Transferring audio from the recorder to a computer is done via a firewire connection, which is significantly faster than USB1, used by some recorders. In order to connect the recorder to the computer, the HD-P2 must be set to Firewire Dock Mode, accessible through the main menu. All Macintosh computers are equipped with firewire interfaces, but not all Windows computers are. If you’re using a computer without a firewire interface, simply remove the CF card from the recorder and use an external card reader, available for low-cost from computer-supply stores. In our tests, the firewire connection transferred a 1 gigabyte file in approximately 6 minutes. An external USB2 card reader moved that same data a little bit faster, but not significantly. (Transfer speed will be affected by the type of card used, and by the type of connection.)
The Tascam HD-P2 is placed solidly between the low-cost, small flash recorders, and the expensive pro recorders from companies such as Sound Devices, Nagra and Deva.
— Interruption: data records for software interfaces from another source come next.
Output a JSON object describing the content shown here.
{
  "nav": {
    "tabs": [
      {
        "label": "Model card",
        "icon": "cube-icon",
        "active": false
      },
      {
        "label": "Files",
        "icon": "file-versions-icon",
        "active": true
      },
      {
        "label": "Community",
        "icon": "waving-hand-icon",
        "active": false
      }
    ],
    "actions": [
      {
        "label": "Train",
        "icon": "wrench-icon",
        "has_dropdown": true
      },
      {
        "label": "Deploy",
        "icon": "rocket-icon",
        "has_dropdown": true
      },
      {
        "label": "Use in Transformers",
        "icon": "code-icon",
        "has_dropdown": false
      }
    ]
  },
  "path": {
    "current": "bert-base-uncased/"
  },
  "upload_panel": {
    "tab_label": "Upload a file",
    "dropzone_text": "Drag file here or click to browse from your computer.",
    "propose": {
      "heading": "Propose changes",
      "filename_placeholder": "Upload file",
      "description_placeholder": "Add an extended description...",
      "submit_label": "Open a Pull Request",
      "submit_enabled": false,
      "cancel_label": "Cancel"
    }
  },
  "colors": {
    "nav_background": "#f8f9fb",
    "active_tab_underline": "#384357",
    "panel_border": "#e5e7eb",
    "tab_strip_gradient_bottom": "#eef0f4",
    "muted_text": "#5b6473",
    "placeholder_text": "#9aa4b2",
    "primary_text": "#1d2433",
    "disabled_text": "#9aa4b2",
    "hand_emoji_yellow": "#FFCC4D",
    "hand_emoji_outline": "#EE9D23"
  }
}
Its sound quality, durability and ergonomics are not quite as impressive as the Sound Devices 700 series, but it costs about half as much as their least-expensive unit. The sound quality is quite good, but for those wanting to hot-rod the recorder a bit, modified units are available from Oade Brothers, with various upgrades to the input electronics.
The case is plastic, so might not do too well in a serious drop, but there is an optional case available for about $50 that does a good job of protecting it from scuffs, and minor bumps, and keeps the various input and output jacks covered. A padded bag might be a good choice, but keep in mind that some important controls are on the top panel, and must remain accessible.
The size and price of this unit might make it unattractive to beginning recordists, but the sound quality is noticibly better than any of the small pocket-sized machines. Those needing clean mic preamps, high-resolution soundfiles, or timecode, should give the HD-P2 a look. The Sound Devices 700-series offer slightly better sound quality, metering and durability of build, but cost significantly more. The Tascam is only slightly larger than the Marantz 670 and 671, and a few hundred dollars more, but sounds significantly better than either of those recorders. The HD-P2 is a solid performer that gives great audio results, if the size doesn’t get in the way.